SUGAR LAND, Texas – Roger Clemens wore blue jeans, a black Harley Davidson belt with his phone clipped to it, black cowboy boots and a blue oxford shirt. He then put on a Sugar Land Skeeters hat, wiggled it into place and announced his return to professional baseball.
“If you want to call it a comeback,” he said, “you can call it that.”
So is this a comeback or what? What is the big idea here? Why is a 50-year-old Clemens, five years removed from his last game, going to start for an independent league baseball team on Saturday night?
“It’s just basically for fun,” he said.

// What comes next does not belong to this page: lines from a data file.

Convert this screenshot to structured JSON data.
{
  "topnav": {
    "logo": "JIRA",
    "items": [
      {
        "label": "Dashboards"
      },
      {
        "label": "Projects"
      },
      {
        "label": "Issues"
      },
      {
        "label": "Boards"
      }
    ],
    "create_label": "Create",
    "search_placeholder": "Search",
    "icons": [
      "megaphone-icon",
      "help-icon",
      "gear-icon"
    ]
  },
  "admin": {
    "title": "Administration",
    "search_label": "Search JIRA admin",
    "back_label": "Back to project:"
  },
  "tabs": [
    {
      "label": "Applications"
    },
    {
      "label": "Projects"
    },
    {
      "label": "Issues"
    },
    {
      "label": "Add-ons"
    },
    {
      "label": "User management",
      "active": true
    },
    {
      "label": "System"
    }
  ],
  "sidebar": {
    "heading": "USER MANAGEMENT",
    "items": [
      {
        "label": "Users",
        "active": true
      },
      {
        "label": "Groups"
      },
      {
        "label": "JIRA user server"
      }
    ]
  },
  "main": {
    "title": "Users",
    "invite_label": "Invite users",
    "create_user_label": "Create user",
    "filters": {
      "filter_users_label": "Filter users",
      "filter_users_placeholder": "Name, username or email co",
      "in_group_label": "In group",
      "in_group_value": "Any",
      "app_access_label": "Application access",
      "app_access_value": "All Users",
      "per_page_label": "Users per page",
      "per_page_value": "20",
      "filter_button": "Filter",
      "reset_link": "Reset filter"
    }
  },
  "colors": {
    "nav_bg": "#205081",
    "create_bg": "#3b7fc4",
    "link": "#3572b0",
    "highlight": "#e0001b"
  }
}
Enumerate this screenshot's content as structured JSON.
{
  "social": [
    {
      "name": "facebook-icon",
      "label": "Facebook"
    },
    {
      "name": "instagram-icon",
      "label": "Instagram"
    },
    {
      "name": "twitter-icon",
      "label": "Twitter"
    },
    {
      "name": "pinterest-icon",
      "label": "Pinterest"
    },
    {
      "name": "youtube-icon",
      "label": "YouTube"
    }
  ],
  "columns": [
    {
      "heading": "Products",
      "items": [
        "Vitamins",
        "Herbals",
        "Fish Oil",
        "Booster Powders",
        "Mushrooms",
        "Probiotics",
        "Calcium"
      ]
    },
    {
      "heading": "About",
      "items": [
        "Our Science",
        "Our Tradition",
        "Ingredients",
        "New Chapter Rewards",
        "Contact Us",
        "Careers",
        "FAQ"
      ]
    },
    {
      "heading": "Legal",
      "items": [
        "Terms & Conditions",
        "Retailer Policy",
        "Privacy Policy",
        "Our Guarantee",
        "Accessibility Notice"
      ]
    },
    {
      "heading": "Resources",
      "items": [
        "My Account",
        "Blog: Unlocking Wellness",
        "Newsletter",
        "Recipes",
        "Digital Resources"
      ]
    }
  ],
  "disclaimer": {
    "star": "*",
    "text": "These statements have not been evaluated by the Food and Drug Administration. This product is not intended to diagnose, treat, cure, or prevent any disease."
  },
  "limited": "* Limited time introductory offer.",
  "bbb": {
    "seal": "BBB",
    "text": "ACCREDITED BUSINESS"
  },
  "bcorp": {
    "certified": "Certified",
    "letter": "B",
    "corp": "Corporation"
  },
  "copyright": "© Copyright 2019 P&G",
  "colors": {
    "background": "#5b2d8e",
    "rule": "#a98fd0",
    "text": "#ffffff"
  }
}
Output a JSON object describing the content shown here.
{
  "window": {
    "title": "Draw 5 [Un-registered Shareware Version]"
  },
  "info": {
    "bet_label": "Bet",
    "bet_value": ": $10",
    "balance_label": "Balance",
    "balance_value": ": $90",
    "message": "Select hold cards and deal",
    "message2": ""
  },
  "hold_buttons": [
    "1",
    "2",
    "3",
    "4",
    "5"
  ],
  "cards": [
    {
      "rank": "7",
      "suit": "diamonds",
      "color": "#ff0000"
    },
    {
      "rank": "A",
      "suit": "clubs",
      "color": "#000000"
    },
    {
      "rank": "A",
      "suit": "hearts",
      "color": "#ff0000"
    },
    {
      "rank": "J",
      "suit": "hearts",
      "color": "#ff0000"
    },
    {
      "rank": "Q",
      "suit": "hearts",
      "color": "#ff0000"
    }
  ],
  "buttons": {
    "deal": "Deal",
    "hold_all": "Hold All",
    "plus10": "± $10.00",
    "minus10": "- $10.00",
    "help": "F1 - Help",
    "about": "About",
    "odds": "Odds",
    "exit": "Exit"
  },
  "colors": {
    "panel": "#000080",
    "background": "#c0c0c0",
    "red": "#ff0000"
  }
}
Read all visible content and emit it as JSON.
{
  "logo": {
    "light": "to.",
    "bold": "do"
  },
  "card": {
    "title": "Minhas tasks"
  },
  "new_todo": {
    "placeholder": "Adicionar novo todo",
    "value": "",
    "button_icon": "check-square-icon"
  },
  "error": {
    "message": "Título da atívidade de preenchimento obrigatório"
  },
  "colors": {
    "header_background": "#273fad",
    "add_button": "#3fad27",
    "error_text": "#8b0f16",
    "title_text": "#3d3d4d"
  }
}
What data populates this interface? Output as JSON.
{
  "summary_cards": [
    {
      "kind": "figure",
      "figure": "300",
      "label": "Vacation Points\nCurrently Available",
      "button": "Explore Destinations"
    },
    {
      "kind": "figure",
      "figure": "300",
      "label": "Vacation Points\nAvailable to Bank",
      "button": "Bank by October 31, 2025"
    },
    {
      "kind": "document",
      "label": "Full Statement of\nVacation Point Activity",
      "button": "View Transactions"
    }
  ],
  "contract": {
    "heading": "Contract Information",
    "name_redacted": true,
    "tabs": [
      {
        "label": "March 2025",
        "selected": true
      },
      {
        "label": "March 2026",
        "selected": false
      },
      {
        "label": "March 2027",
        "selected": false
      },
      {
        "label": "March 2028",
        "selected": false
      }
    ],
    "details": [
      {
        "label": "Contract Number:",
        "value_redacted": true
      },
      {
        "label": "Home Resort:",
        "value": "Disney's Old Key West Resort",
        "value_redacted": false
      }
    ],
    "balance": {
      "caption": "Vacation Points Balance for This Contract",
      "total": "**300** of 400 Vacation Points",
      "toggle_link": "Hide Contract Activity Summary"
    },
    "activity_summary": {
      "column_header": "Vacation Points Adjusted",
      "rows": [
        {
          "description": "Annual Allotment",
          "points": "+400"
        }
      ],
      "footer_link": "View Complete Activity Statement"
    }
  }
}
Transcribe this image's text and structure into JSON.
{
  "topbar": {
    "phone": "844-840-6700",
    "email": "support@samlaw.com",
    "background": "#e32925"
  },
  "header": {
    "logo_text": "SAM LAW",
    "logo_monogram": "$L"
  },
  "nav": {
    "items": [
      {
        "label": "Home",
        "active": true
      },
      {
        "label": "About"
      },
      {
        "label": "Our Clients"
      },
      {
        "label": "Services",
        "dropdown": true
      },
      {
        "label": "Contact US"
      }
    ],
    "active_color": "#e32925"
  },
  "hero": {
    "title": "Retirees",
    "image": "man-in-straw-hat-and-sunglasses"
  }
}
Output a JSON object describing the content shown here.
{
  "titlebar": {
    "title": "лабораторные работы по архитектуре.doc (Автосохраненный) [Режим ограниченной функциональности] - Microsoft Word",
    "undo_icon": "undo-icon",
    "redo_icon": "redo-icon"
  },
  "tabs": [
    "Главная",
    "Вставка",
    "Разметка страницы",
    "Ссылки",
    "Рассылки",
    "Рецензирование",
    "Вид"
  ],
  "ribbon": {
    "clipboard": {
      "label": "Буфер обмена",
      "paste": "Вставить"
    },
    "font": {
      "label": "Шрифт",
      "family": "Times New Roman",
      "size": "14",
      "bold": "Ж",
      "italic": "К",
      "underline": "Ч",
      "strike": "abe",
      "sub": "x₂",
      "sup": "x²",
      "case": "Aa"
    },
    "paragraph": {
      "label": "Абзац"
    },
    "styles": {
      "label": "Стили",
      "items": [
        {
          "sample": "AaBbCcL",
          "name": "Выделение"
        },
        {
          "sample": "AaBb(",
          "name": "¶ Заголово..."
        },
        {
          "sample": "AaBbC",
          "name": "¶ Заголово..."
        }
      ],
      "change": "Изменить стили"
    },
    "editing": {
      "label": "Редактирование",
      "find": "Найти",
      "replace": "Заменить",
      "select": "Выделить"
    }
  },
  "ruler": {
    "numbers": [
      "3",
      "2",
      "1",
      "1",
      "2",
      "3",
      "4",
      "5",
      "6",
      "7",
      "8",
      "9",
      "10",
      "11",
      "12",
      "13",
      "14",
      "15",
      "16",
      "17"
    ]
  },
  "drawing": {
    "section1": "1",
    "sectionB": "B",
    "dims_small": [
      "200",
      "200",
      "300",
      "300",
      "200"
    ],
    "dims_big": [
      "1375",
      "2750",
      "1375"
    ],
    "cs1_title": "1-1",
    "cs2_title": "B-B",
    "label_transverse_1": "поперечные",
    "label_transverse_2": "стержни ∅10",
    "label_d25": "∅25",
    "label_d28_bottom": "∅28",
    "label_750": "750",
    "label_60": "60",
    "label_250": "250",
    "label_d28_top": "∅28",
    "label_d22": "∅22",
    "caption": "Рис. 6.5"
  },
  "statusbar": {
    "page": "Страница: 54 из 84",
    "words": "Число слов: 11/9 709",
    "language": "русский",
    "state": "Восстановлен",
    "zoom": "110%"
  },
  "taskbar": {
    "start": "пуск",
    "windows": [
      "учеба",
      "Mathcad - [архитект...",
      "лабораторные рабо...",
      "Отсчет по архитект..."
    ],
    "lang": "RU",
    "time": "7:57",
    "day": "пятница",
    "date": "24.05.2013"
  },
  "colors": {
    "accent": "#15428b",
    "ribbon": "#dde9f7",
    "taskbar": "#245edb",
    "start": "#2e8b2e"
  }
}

A lot of people will be skeptical of that for a lot of different reasons. Clemens earlier this year was found not guilty of six counts of perjury after being accused of lying to Congress about using performance-enhancing. Despite that ruling, in the minds of many baseball fans and media, he remains strongly attached to the Steroid Era in baseball and many remain suspicious about his career, which lasted 24 years and included three seasons in which an over-40 Clemens recorded sub 3.0 ERAs.
Altough there is no physical evidence Clemens ever used PEDs, his Hall of Fame candidacy is the subject of considerable debate and, the thinking goes, could benefit from some breathing room.
If Clemens can get himself into just one major league game, he can push the first vote on his candidacy back five years and distance himself from it all.
That, of course, is all speculation, although Clemens did not exactly shut any of that down on Tuesday. He said his career “speaks for itself,” and that he was physically a long way from being able to compete at the MLB level. But he also wouldn’t rule out a return to the Astros.
“I’d never close the door on the Astros,” he said.
So there’s a lot of potential charity happening here. It could be that Clemens is merely being charitable to a little baseball team 20 minutes from his home in northwest Houston.
But if he actually does want to play for the Astros, he’d be asking them for some charity too.
Clemens threw 87 miles per hour during a workout Monday, and it isn’t like the last-place, rebuilding Astros would have any practical use for a 50-year-old power pitcher without any power.
They would be doing him a personal favor.
Clemens does not seem to be under any delusions about that and says he hasn’t talked to the Astros about it.
“We haven’t gotten to that point yet,” he said.
He says he runs the three-mile Memorial Park track on a regular basis. He says he throws with his sons. The bloated Clemens you remember from the trial appeared on Monday to have trimmed down a little. He says he’s been working out, but working out isn’t the same as training. His arm, he said, was sore from yesterday.
“I’m 50 years old,” he pointed out several times.
But then he says other things. He says the famed Dr. James Anderson recently evaluated his pitching arm and told him it looks like that of a 30-year-old. He says he wants to “see how it goes.” He says he has worked hard on his mechanics to give himself longevity.
He will pitch this game on Saturday for the independent league Skeeters, he will sign a bunch of autographs and pose for a bunch of pictures and then wake up the next day and evaluate. At the end of the press conference, somebody hollered out “good luck.”
“Thank you,” Clemens said. “I’m going to need it.”